As such, we have a Ouroboros-like relationship between truth, aesthetics, and ethics. Truth needs beauty to be made manifest, it cannot live alone. Beauty needs to serve the truth in order not to be evil—and what is evil always turns ugly in the end. There are no pretty genocides, nor glorious ones.
Authoritarian solarpunk, solarpunk aesthetics used to seduce middle classes and to exclude people and to excuse the curtailing of freedom will also be ugly in the end.
A solarpunk that resolves real problems for and by real humans through truthful communication will result in the freedom and sustainability that solarpunk promises. This is a playful design-battle not only for justice, but for the future of the human soul.
We must thus save solarpunk by reclaiming its beauty for deep-democratic purposes: going beyond the limits of mainstream liberal and capitalist democracies, not undermining them and reverting to authoritarianism.
Doing so does not only save democracy on a planetary level; it also builds the environmental movement that Greta Thunberg has been calling for. But Greta’s call is a moral one. This will be an aesthetic one, one you literally cannot resist—designed, in turn, by tracing the real and practical solutions to problems of sustainability, inclusion, and justice.
More details on metamodern solarpunk in my next article.

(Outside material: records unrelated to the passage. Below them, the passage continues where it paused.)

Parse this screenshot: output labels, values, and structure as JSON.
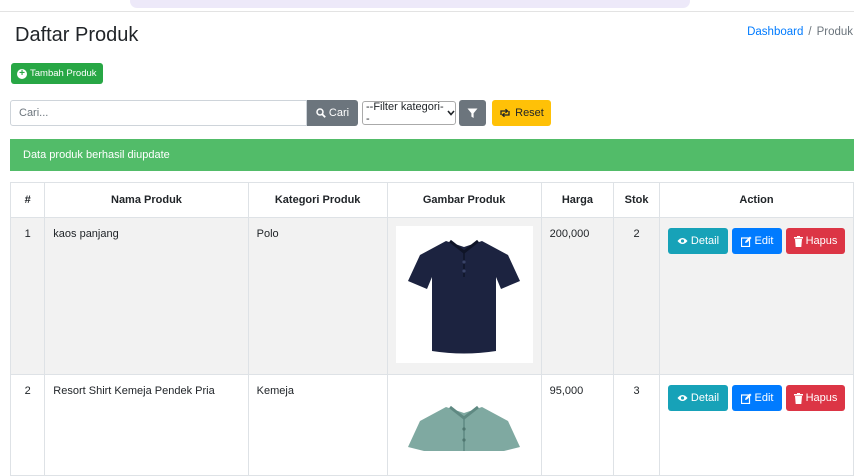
{
  "header": {
    "title": "Daftar Produk",
    "breadcrumb": {
      "home": "Dashboard",
      "separator": "/",
      "current": "Produk"
    }
  },
  "toolbar": {
    "add_label": "Tambah Produk",
    "search_placeholder": "Cari...",
    "search_button": "Cari",
    "category_selected": "--Filter kategori--",
    "reset_label": "Reset"
  },
  "alert": {
    "message": "Data produk berhasil diupdate"
  },
  "table": {
    "columns": [
      "#",
      "Nama Produk",
      "Kategori Produk",
      "Gambar Produk",
      "Harga",
      "Stok",
      "Action"
    ],
    "rows": [
      {
        "num": "1",
        "name": "kaos panjang",
        "category": "Polo",
        "image": "navy-polo-shirt",
        "price": "200,000",
        "stock": "2"
      },
      {
        "num": "2",
        "name": "Resort Shirt Kemeja Pendek Pria",
        "category": "Kemeja",
        "image": "sage-polo-shirt",
        "price": "95,000",
        "stock": "3"
      }
    ],
    "actions": {
      "detail": "Detail",
      "edit": "Edit",
      "hapus": "Hapus"
    }
  },
  "colors": {
    "add_button": "#28a745",
    "search_button": "#6c757d",
    "reset_button": "#ffc107",
    "alert": "#52bc69",
    "detail_button": "#17a2b8",
    "edit_button": "#007bff",
    "hapus_button": "#dc3545",
    "shirt_navy": "#1c2340",
    "shirt_sage": "#7fa9a1"
  }
}
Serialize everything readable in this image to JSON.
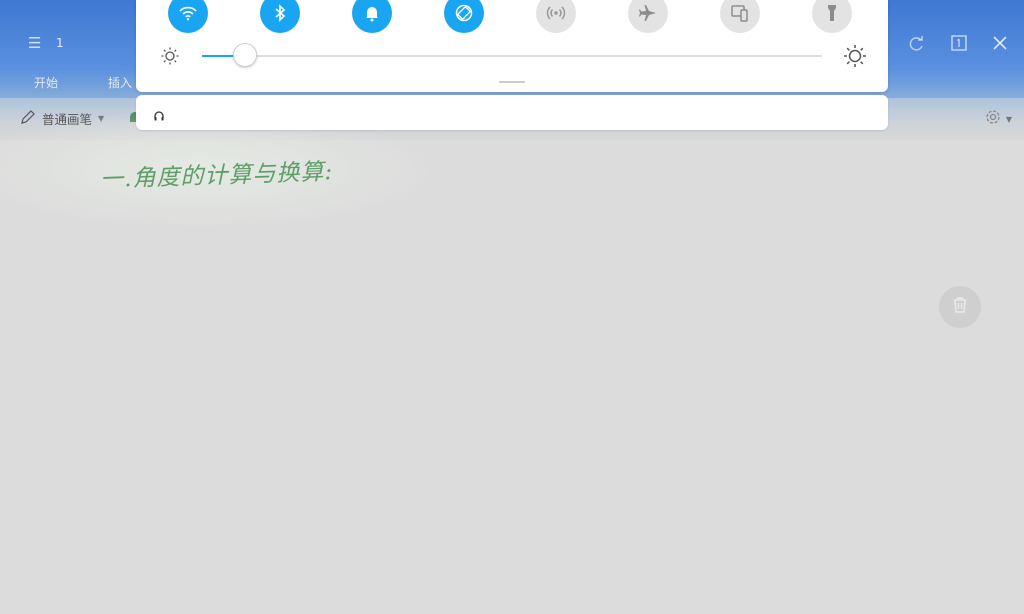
{
  "app": {
    "page_number": "1",
    "tabs": [
      "开始",
      "插入"
    ],
    "pen_tool_label": "普通画笔",
    "canvas_text": "一.角度的计算与换算:"
  },
  "quick_settings": {
    "tiles": [
      {
        "icon": "wifi-icon",
        "state": "on"
      },
      {
        "icon": "bluetooth-icon",
        "state": "on"
      },
      {
        "icon": "bell-icon",
        "state": "on"
      },
      {
        "icon": "auto-rotate-icon",
        "state": "on"
      },
      {
        "icon": "hotspot-icon",
        "state": "off"
      },
      {
        "icon": "airplane-mode-icon",
        "state": "off"
      },
      {
        "icon": "screen-cast-icon",
        "state": "off"
      },
      {
        "icon": "flashlight-icon",
        "state": "off"
      }
    ],
    "brightness_level": 0.07,
    "notification_icon": "headphones-icon"
  },
  "colors": {
    "accent": "#1aa5f2",
    "inactive_tile": "#e3e3e3",
    "title_bar": "#3f78d3",
    "ink": "#5e9d68"
  }
}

Hanzi Freinacht is a political philosopher, historian, and sociologist, author of ‘The Listening Society’, ‘Nordic Ideology’and the upcoming books ‘The 6 Hidden Patterns of History’ and ‘Outcompeting Capitalism’. Much of his time is spent alone in the Swiss Alps. You can follow Hanzi on Facebook, Twitter, and Medium, and you can speed up the process of new metamodern content reaching the world by making a donation to Hanzi here.